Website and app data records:
#####

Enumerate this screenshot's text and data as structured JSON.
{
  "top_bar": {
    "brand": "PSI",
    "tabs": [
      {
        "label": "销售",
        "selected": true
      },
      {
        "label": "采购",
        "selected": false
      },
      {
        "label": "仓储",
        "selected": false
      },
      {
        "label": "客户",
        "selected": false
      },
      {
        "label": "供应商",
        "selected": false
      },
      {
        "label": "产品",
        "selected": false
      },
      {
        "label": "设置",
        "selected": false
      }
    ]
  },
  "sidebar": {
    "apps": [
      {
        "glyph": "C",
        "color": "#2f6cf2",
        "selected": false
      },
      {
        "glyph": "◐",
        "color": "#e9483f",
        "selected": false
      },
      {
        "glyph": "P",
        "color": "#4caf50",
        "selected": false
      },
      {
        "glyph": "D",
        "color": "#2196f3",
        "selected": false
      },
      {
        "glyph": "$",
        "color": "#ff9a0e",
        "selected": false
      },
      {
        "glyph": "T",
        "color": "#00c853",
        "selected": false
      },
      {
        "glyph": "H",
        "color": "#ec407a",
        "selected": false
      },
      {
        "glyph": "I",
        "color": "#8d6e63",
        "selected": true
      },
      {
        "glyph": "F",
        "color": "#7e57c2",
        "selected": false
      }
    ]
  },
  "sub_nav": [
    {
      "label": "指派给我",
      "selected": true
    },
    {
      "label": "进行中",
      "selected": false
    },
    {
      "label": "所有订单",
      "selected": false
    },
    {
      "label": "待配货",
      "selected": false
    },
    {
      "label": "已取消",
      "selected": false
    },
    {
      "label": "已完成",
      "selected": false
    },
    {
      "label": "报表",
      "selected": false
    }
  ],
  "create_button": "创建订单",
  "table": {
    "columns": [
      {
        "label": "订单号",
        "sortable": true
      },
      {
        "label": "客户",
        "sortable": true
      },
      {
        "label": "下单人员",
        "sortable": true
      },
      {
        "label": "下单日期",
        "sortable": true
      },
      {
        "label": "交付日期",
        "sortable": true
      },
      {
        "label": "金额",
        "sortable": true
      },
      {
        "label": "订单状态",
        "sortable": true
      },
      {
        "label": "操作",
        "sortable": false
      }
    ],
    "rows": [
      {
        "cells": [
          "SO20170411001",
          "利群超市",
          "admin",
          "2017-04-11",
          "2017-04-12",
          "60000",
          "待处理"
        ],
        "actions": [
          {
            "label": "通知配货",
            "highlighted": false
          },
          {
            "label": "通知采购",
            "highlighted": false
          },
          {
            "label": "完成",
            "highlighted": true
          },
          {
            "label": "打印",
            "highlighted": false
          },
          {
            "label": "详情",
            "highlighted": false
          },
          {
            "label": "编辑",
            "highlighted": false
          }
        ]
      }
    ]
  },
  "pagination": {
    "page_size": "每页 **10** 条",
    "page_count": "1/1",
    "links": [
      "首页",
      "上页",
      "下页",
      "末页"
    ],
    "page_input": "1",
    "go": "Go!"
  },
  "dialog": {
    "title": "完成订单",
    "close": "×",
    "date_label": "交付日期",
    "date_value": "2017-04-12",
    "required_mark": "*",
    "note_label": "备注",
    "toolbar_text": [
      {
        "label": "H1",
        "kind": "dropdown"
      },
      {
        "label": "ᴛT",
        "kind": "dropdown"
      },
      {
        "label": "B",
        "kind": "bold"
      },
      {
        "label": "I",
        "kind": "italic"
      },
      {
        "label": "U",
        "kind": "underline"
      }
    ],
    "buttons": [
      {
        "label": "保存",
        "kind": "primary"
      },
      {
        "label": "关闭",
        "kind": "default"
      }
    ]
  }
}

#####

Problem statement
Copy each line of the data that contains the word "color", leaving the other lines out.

Answer to the exercise
        "color": "#2f6cf2",
        "color": "#e9483f",
        "color": "#4caf50",
        "color": "#2196f3",
        "color": "#ff9a0e",
        "color": "#00c853",
        "color": "#ec407a",
        "color": "#8d6e63",
        "color": "#7e57c2",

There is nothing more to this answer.